Excerpts from Jim Conrad's
Naturalist Newsletter


from the the March 30, 2009 Newsletter, issued from near Natchez, Mississippi:

Any wildflower book featuring the best known and prettiest of North American wildflowers will include the Mayapple, PODOPHYLLUM PELTATUM, shown above.

Mayapples also are among the easiest to identify of all wildflowers, with their white, waxy-petaled, single, two-inch broad flowers nodding from the branching points of Y-shaped stems.


Above a close-up of a flower shows the stamens' banana-like, yellow anthers releasing pollen, the stamen number being twice that of the number of petals. Inside the anther cluster you see the female green ovary topped with a cauliflower-like stigma, the stigma being where pollen grains germinate. A few weeks from now the ovary will have matured into a pleasant tasting yellow fruit, but usually animals eat them before they're ripe enough to entice humans.

Another name for Mayapples is Mandrake, and with a name like that you might expect it to have some medicinal uses. When I was hermiting near here, each spring researchers from Ol' Miss interested in Mayapple's medicinal value came to study a population near my camp. Especially the root contains powerful chemicals that can give you dermatitis if you get root juice on you. One chemical in Mayapple root, podophyllin, is much studied as a cancer medicine because it interferes with cell division.

Mayapple, PODOPHYLLUM PELTATUM, fruiting

from the the May 6, 2012 Newsletter issued from the woods of the Loess Hill Region a few miles east of Natchez, Mississippi, USA

The expert who wrote Wikipedia's current page on the eastern North American wildflower called Mayapple, PODOPHYLLUM PELTATUM, writes that "...it is the flower that appears in early May, not the 'apple.' The fruit or 'apple' is produced in early summer and ripens later in summer." At the top of this page you can see a picture made on May 1, 2012 proving that in the US Deep South that's not true.

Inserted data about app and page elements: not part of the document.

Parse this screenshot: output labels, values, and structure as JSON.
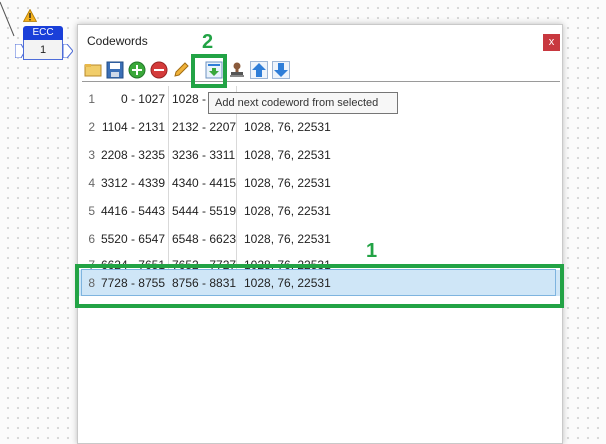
{
  "node": {
    "label": "ECC",
    "value": "1"
  },
  "dialog": {
    "title": "Codewords",
    "close_label": "x"
  },
  "toolbar": {
    "buttons": [
      {
        "name": "open-folder-icon",
        "color": "#e8b84a"
      },
      {
        "name": "save-icon",
        "color": "#3b6fb6"
      },
      {
        "name": "add-icon",
        "color": "#3aa83a"
      },
      {
        "name": "remove-icon",
        "color": "#d43b3b"
      },
      {
        "name": "edit-icon",
        "color": "#e09a28"
      },
      {
        "name": "add-next-codeword-icon",
        "color": "#2f7ed8"
      },
      {
        "name": "stamp-icon",
        "color": "#8a5a3b"
      },
      {
        "name": "move-up-icon",
        "color": "#2f7ed8"
      },
      {
        "name": "move-down-icon",
        "color": "#2f7ed8"
      }
    ]
  },
  "tooltip": "Add next codeword from selected",
  "rows": [
    {
      "num": "1",
      "range": "0 - 1027",
      "sub": "1028 -",
      "params": ""
    },
    {
      "num": "2",
      "range": "1104 - 2131",
      "sub": "2132 - 2207",
      "params": "1028, 76, 22531"
    },
    {
      "num": "3",
      "range": "2208 - 3235",
      "sub": "3236 - 3311",
      "params": "1028, 76, 22531"
    },
    {
      "num": "4",
      "range": "3312 - 4339",
      "sub": "4340 - 4415",
      "params": "1028, 76, 22531"
    },
    {
      "num": "5",
      "range": "4416 - 5443",
      "sub": "5444 - 5519",
      "params": "1028, 76, 22531"
    },
    {
      "num": "6",
      "range": "5520 - 6547",
      "sub": "6548 - 6623",
      "params": "1028, 76, 22531"
    },
    {
      "num": "7",
      "range": "6624 - 7651",
      "sub": "7652 - 7727",
      "params": "1028, 76, 22531"
    },
    {
      "num": "8",
      "range": "7728 - 8755",
      "sub": "8756 - 8831",
      "params": "1028, 76, 22531"
    }
  ],
  "annotations": {
    "one": "1",
    "two": "2"
  },
  "colors": {
    "annotation": "#22a345",
    "selection": "#cfe6f7",
    "node": "#1a3fd9"
  }
}
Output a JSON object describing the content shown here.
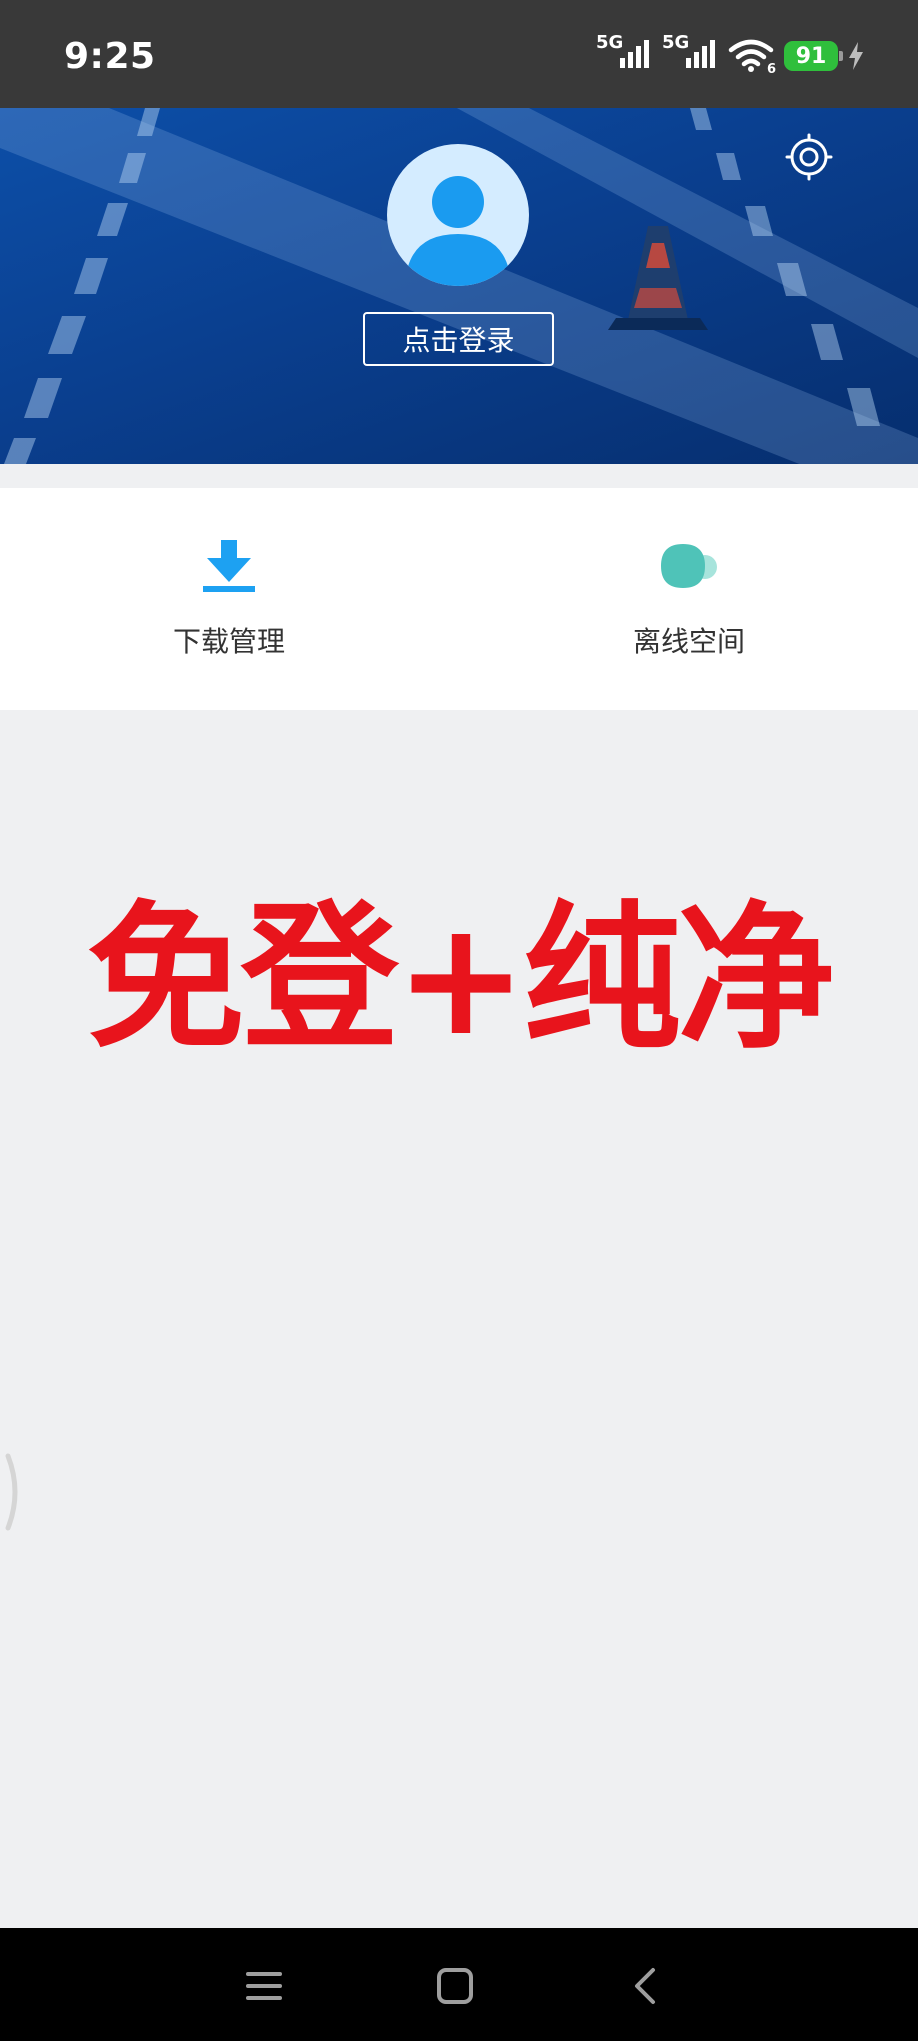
{
  "status_bar": {
    "time": "9:25",
    "signal1_label": "5G",
    "signal2_label": "5G",
    "wifi_sub": "6",
    "battery": "91"
  },
  "header": {
    "login_button": "点击登录",
    "settings_icon": "settings-gear-icon",
    "avatar_icon": "user-avatar-icon",
    "background_color": "#0a3f8f"
  },
  "actions": [
    {
      "label": "下载管理",
      "icon": "download-icon",
      "color": "#1da1f2"
    },
    {
      "label": "离线空间",
      "icon": "cloud-icon",
      "color": "#4fc3b8"
    }
  ],
  "overlay": {
    "text": "免登+纯净",
    "color": "#e8141c"
  },
  "nav_bar": {
    "icons": [
      "menu-icon",
      "home-icon",
      "back-icon"
    ]
  }
}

On a steep, tree-shaded ravine slope, in our area this Mayapple's "apple" isn't ripe, but if we wait until it's ripe to photograph it more than likely we'll never get the picture, since critters eat the fruits as soon as they begin emitting ripeness odors. Still, it looks like this Mayapple apple will mature in May.

Unripe Mayapple fruits shouldn't be eaten because they are mildly toxic. In fact, the whole plant is somewhat toxic, especially the roots, because of the presence of the compound podophyllotoxin, which serves the plant by keeping animals from too readily eating it. The "apple" technically is a fleshy berry because it's pulpy, contains more than one seed, and doesn't split open at maturity.

Some Native American groups used Mayapple root powder as a laxative and to control intestinal worms. Modern medicine uses Mayapple extracts against genital warts, HIV-related oral hairy leukoplakia and certain skin cancers. Of course the trick in using these cures is to know what the dosage should be because if you take too much orally you can kill yourself.